Air Canada pushes on with plan to cut costs, boost capacity
TORONTO (Reuters) - Air Canada ACb.TO said on Monday that it expected to cut costs by up to 15 percent in the medium term, even as it boosts capacity, because of lower maintenance expenses, a new-low cost carrier and the addition of tightly packed fuel-efficient planes.
As competition heats up, Canada's largest airline will increase capacity 9 percent to 11 percent in 2014, bulking up on international routes where it is keen to expand its business. For 2013, the company expects capacity to climb 1.5 percent to 2.5 percent.
In the first major expansion of its wide-body fleet in a decade, the Montreal-based airline will add five new high-density Boeing 777-300ER planes between June and February. In 2014, it will take delivery of the first seven of 37 Boeing 787 jets it has ordered.
The company also expects to increase capacity with the start of its Rouge airline in July. The new low-cost carrier is aimed at high-volume leisure travel in the Caribbean, United States and other international markets.
Air Canada has also tightened its grip on costs.
"We do have a plan to transform Air Canada into a sustainably profitable airline," Chief Executive Officer Calin Rovinescu said on a webcast investor presentation.
The transfer of 15 Embraer 175 aircraft to privately held airline Sky Regional in 2013 will also contribute to the 15 percent reduction in overall costs per available seat mile.
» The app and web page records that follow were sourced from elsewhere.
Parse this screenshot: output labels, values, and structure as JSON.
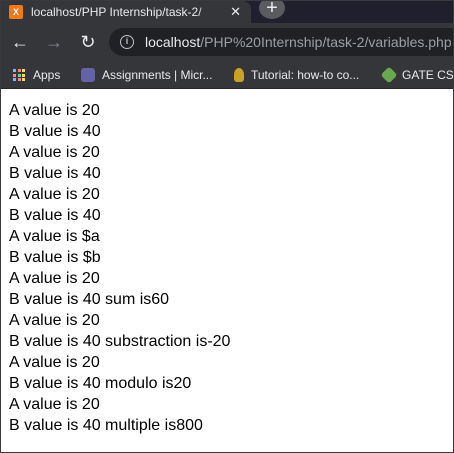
{
  "tab": {
    "title": "localhost/PHP Internship/task-2/",
    "favicon_letter": "X",
    "close_glyph": "✕"
  },
  "new_tab_glyph": "+",
  "nav": {
    "back_glyph": "←",
    "forward_glyph": "→",
    "reload_glyph": "↻"
  },
  "address_bar": {
    "host": "localhost",
    "path": "/PHP%20Internship/task-2/variables.php",
    "info_glyph": "i"
  },
  "bookmarks": [
    {
      "label": "Apps",
      "icon": "apps-grid-icon"
    },
    {
      "label": "Assignments | Micr...",
      "icon": "teams-icon"
    },
    {
      "label": "Tutorial: how-to co...",
      "icon": "tutorial-icon"
    },
    {
      "label": "GATE CSE",
      "icon": "gate-icon"
    }
  ],
  "output_lines": [
    "A value is 20",
    "B value is 40",
    "A value is 20",
    "B value is 40",
    "A value is 20",
    "B value is 40",
    "A value is $a",
    "B value is $b",
    "A value is 20",
    "B value is 40 sum is60",
    "A value is 20",
    "B value is 40 substraction is-20",
    "A value is 20",
    "B value is 40 modulo is20",
    "A value is 20",
    "B value is 40 multiple is800"
  ]
}
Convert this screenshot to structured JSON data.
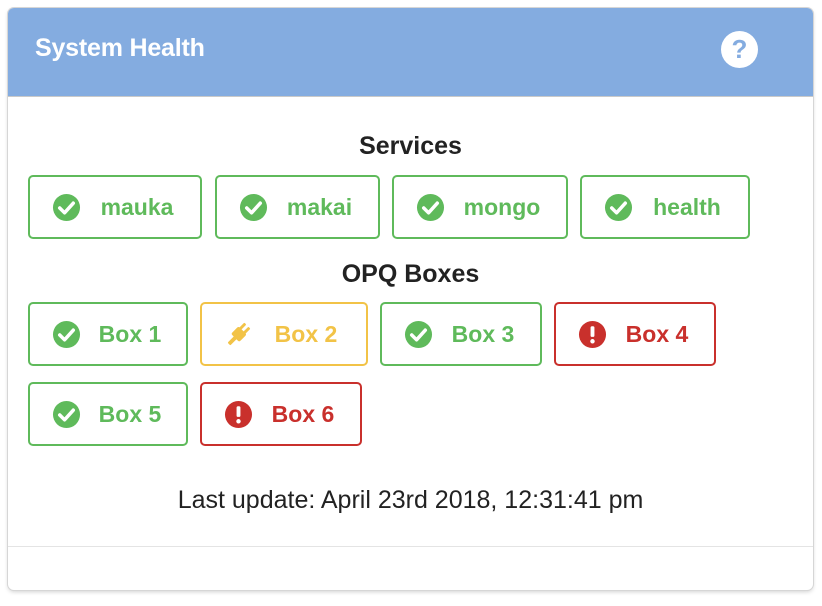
{
  "header": {
    "title": "System Health",
    "help_icon": "question-circle-icon"
  },
  "services": {
    "title": "Services",
    "items": [
      {
        "label": "mauka",
        "status": "ok"
      },
      {
        "label": "makai",
        "status": "ok"
      },
      {
        "label": "mongo",
        "status": "ok"
      },
      {
        "label": "health",
        "status": "ok"
      }
    ]
  },
  "boxes": {
    "title": "OPQ Boxes",
    "items": [
      {
        "label": "Box 1",
        "status": "ok"
      },
      {
        "label": "Box 2",
        "status": "unplugged"
      },
      {
        "label": "Box 3",
        "status": "ok"
      },
      {
        "label": "Box 4",
        "status": "error"
      },
      {
        "label": "Box 5",
        "status": "ok"
      },
      {
        "label": "Box 6",
        "status": "error"
      }
    ]
  },
  "footer": {
    "last_update": "Last update: April 23rd 2018, 12:31:41 pm"
  },
  "colors": {
    "header": "#84ace0",
    "ok": "#5fba5b",
    "warn": "#f2c347",
    "error": "#c9302c"
  }
}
The company now expects those costs to fall 0.5 percent to 1.5 percent, excluding fuel and unusual items, in the second quarter and full year. It previously forecast between a 0.5 percent decrease and 0.5 percent increase for the quarter.
Chief Financial Officer Micheal Rousseau would not specify when the company would reach the 15 percent target, other than to say it would be in the medium term. Continued...